Songs of the Week: N.E.R.D AlertOllie Millington/Redferns via Getty Images
N.E.R.D, “Squeeze Me”
When I reviewed the last Pharrell Williams record 10 months ago, I wound up going on a long digression about N.E.R.D and how I missed Pharrell’s weird side. Well, now N.E.R.D is back in 2015, doing what Pharrell was doing in 2014 — making happy-happy handclap music for a kiddie-movie franchise. Still a good song, but not exactly what I had in mind.
Panda Bear, “Boys Latin”
Panda Bear Meets the Grim Reaper seems to be getting a warmer reception than Noah Lennox’s previous solo record, Tomboy, and 2012’s sorta slept-on Animal Collective LP, Centipede Hz. Personally, I’ve struggled to plug back into what I loved about Lennox’s work back when Person Pitch and Merriweather Post Pavilion turned my brain into Bubblicious. I recognize that his records are still chewy, but the flavor has been lost a bit, even with the John Carpenter sauce poured on “Boys Latin,” possibly Grim Reaper’s best track. Once you’ve honed your own aesthetic so perfectly, is it possible to move on with a discernible sense of purpose? Lennox, to my ears, has yet to resolve this. Judging by the album title, maybe he knows it.
Ryley Walker, “Primrose Green”
“Indie folk” once upon a time denoted a rustic wispiness associated with Fleet Foxes and Bon Iver. But in the absence of those mysteriously disappeared acts — they were both huge in the early ’10s, but it feels like neither has put out an album in a decade — sensitive underground rockers have re-embraced the aesthetics of eccentric SoCal soft rock. Father John Misty, Tobias Jesso Jr., Steely Dan at Coachella — the return of Laurel Canyon is set to be one of 2015’s big story lines. This is a roundabout way of talking about Chicago singer-songwriter-guitarist Ryley Walker, whose new song “Primrose Green” (the title track from his record due in March) sounds exactly like late-’60s Tim Buckley. I can only assume that Paul Rothchild manned the boards and Van Dyke Parks rolled the joints while this was being recorded.
Diet Cig, “Scene Sick”
Apparently this boy-girl duo is pretty green — they’ve played barely any shows, and “Scene Sick” is their first single. So I’ll hold off on the superlatives, lest Diet Cig be ruined prematurely. But for the record: All you need for a song to be good is a strong backbeat and a taunting vocal about how your (i.e., pretty much any) band isn’t worth the time of day.
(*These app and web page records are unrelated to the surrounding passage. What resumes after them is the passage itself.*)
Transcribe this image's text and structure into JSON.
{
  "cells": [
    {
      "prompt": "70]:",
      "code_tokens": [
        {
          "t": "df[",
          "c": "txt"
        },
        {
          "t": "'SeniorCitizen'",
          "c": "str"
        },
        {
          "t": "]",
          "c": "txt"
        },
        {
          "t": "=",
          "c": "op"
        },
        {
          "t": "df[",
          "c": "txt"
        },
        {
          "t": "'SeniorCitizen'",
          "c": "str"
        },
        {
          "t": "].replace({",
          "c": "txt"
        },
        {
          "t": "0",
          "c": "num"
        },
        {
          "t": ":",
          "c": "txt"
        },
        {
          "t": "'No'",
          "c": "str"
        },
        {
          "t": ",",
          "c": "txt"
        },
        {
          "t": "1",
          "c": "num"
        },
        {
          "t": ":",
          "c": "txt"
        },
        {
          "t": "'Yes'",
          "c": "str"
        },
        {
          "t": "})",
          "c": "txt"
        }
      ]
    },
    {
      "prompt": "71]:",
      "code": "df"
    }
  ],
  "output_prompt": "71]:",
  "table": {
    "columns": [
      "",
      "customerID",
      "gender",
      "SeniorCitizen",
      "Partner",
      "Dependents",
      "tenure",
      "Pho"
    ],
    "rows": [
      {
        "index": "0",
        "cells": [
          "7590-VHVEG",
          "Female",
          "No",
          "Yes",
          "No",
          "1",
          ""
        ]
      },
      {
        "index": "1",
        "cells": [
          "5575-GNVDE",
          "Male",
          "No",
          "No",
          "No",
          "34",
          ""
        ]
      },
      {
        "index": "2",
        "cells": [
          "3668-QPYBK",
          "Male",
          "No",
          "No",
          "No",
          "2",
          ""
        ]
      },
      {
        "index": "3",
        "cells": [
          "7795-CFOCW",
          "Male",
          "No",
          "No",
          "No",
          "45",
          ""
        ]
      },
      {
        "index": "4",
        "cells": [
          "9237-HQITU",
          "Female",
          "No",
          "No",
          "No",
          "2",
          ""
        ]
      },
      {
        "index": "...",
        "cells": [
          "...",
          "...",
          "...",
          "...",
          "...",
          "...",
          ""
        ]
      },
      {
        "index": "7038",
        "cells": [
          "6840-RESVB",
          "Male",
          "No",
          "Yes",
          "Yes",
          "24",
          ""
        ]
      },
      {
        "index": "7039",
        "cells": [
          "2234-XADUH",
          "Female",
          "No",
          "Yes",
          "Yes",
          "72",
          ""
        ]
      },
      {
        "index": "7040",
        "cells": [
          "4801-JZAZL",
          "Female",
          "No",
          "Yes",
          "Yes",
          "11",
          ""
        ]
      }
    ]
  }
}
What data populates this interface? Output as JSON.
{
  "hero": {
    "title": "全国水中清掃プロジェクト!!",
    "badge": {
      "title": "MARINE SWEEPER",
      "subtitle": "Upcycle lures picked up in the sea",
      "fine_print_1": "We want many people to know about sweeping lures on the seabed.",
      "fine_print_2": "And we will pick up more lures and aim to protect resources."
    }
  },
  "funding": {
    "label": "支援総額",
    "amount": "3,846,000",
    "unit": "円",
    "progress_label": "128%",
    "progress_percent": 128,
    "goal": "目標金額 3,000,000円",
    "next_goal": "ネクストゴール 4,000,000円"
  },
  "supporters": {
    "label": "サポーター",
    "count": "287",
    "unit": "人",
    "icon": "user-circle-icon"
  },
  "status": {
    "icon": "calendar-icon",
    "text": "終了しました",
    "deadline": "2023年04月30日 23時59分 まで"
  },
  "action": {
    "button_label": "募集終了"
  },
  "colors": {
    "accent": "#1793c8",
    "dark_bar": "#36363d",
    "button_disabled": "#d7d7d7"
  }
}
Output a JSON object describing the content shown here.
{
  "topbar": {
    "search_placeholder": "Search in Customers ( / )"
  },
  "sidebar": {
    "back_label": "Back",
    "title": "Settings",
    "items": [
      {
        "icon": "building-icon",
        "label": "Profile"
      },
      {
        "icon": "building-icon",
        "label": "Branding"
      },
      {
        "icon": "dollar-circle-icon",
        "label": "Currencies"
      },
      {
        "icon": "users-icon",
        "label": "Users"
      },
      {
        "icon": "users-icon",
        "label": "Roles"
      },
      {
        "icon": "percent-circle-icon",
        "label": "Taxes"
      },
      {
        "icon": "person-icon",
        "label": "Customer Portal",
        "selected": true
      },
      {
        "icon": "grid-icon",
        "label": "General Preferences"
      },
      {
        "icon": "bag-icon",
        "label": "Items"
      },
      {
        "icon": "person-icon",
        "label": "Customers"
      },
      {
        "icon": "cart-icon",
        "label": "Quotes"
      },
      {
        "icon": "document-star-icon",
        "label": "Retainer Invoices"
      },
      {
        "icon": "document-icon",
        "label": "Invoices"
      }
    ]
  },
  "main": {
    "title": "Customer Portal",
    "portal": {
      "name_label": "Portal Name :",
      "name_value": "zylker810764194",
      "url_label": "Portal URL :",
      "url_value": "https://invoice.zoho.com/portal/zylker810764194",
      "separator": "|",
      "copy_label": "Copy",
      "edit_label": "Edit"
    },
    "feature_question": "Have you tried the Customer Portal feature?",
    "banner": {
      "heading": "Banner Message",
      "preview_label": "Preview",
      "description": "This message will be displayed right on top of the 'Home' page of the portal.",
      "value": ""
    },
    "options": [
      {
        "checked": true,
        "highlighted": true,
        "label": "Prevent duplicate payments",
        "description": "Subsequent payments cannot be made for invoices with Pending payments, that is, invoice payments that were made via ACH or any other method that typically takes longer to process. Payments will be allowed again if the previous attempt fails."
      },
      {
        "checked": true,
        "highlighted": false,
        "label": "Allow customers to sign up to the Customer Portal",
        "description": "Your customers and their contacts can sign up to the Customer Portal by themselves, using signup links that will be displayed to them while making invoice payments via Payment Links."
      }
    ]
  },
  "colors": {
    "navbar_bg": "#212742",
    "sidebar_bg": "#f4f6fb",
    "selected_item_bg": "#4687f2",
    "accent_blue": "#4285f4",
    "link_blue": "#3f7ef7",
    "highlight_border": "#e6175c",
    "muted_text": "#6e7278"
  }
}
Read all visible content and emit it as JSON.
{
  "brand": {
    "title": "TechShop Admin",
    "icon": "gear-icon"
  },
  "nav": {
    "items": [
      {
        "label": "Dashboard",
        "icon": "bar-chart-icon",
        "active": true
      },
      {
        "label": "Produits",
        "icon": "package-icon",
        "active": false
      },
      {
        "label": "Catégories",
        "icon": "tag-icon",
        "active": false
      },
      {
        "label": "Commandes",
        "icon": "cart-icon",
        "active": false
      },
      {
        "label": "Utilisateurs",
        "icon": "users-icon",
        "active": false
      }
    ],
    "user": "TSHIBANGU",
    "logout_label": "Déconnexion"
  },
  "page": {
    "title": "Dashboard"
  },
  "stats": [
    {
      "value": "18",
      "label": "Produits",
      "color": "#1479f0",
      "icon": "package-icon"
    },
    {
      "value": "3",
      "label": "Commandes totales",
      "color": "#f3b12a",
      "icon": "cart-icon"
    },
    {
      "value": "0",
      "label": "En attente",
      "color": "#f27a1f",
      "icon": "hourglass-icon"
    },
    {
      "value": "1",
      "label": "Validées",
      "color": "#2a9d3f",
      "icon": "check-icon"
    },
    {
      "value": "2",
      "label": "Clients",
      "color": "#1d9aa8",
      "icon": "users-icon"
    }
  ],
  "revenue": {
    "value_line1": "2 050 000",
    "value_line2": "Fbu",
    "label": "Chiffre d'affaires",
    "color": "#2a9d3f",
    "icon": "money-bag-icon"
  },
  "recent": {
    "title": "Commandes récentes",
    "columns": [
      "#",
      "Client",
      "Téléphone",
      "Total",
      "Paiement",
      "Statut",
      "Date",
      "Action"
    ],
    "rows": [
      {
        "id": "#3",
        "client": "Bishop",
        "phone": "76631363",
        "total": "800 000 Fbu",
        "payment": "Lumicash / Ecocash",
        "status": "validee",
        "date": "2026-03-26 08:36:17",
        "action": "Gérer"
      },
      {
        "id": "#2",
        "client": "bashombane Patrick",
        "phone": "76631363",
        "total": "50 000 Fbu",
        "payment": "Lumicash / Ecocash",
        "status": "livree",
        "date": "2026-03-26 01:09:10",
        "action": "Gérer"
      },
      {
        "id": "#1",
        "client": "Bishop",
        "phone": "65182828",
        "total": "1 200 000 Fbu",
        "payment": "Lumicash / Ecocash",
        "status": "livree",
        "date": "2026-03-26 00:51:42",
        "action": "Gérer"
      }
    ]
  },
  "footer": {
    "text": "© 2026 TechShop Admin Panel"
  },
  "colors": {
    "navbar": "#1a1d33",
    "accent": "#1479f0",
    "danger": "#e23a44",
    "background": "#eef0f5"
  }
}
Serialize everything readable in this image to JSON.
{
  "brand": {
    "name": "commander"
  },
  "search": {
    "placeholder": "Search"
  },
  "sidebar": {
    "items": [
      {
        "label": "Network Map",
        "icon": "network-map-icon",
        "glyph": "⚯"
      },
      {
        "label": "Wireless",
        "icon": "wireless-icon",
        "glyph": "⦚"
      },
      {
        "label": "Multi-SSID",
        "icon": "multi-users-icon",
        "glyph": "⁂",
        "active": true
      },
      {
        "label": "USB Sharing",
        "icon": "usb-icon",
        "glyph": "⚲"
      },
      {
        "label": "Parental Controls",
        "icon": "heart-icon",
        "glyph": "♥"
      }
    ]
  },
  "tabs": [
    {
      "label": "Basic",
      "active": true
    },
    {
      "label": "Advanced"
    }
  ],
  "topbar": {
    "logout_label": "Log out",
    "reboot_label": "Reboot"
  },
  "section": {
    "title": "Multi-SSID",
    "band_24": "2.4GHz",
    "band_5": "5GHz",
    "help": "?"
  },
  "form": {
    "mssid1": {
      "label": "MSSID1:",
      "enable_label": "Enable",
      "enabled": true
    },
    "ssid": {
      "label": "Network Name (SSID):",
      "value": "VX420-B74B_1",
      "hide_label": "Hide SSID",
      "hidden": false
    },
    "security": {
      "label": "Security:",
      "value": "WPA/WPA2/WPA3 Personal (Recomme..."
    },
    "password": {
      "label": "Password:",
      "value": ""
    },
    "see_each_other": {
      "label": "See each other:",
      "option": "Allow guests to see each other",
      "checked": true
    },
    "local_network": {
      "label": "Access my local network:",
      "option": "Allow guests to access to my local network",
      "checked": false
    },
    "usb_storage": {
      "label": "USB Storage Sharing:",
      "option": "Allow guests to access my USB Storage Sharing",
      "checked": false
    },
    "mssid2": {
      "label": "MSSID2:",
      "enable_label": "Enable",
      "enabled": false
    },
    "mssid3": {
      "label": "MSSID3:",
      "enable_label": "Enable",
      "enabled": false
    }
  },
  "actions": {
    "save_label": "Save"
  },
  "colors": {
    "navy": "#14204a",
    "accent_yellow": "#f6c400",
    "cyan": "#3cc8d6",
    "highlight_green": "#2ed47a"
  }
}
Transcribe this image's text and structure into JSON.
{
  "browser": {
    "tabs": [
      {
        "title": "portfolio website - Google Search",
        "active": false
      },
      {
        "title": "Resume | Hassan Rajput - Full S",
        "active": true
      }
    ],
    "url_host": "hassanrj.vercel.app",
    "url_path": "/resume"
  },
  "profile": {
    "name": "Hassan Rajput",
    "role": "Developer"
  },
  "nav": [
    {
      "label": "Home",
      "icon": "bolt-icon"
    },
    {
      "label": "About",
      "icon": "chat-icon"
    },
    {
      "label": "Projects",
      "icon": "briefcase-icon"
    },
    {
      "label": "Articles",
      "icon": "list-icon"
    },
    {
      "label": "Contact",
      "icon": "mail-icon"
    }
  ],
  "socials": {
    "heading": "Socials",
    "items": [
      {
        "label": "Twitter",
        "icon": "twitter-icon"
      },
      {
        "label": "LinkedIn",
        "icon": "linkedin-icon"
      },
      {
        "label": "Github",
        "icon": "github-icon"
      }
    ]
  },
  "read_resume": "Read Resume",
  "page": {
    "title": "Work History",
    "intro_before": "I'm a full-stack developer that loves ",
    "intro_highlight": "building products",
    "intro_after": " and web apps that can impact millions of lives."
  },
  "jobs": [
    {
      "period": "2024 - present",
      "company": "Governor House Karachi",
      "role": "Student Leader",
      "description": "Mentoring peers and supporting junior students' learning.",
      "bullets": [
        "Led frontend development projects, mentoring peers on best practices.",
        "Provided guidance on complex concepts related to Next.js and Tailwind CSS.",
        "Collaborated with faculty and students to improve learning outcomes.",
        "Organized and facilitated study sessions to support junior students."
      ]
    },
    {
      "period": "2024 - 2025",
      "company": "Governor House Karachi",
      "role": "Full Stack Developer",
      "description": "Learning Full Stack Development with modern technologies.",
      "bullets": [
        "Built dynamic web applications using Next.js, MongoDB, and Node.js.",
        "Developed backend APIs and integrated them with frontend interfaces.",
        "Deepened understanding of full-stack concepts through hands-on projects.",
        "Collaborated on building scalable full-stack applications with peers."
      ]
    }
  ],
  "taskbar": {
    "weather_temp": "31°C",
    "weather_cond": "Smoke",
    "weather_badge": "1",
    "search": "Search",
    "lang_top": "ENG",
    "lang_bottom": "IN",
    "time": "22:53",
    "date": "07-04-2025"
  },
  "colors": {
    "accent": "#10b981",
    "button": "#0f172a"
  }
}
Diet Cig knows this and therefore delivers.
Bass Drum of Death, “Better Days”
These Mississippi rabble-rousers spare the lethal percussion this time around on a jangly lament for a better tomorrow that sounds like Ray Davies (or maybe Billie Joe Armstrong) getting high on the Delta.
Gehennah, “Four Knuckle Facelift”
Your midcolumn heavy-metal smoke break, courtesy of Gehennah’s forthcoming Metal Police EP.
Ben Howard, “Conrad”
It happens every year: As soon as I make my list of favorite albums for a particular year, I instantly discover a dozen records I missed and should’ve included. Earlier this week, Jason Isbell tweeted about Ben Howard’s I Forget Where We Were, and it’s been in constant rotation ever since. Howard is a British folkie, and sonically he doesn’t deviate dramatically from what you assume every British folkie sounds like. But the inviting production (courtesy of drummer Chris Bond) layers on the evocative, fingerpicked guitars like twigs on a bonfire. Put this on and let it echo between arctic blasts rattling the windows.
Whitey Morgan and the 78’s, “Cocaine Train” (Live)
Attention, fans of Sturgill Simpson: Buy stock in Whitey Morgan. It’s going cheap for now, but not for long. For further guidance, check out the recent very good live record, Born, Raised & Live from Flint.
The King Khan & BBQ Show, “Alone Again”
If your list of the 21st century’s most underrated albums doesn’t include the self-titled 2004 debut by the King Khan & BBQ Show, then your list is bullshit. After a five-year hiatus, the duo is back doing what they do best on the new Bad News Boys, celebrating sleaze, doo-wop, punk rock, and auto-destruction with more sweetness and gusto than they have in a long while.
Elvis Perkins, “Hogus Pogus”
Speaking of long hiatuses, funny-dour singer-songwriter Elvis Perkins returns in 2015 with a new LP, I Aubade, his first since 2009’s great Elvis Perkins in Dearland. The new album was recorded by Perkins in various spots throughout 2012 and ’13, and judging by the woozy “Hogus Pogus,” he traversed some treacherous spiritual terrain while he was away.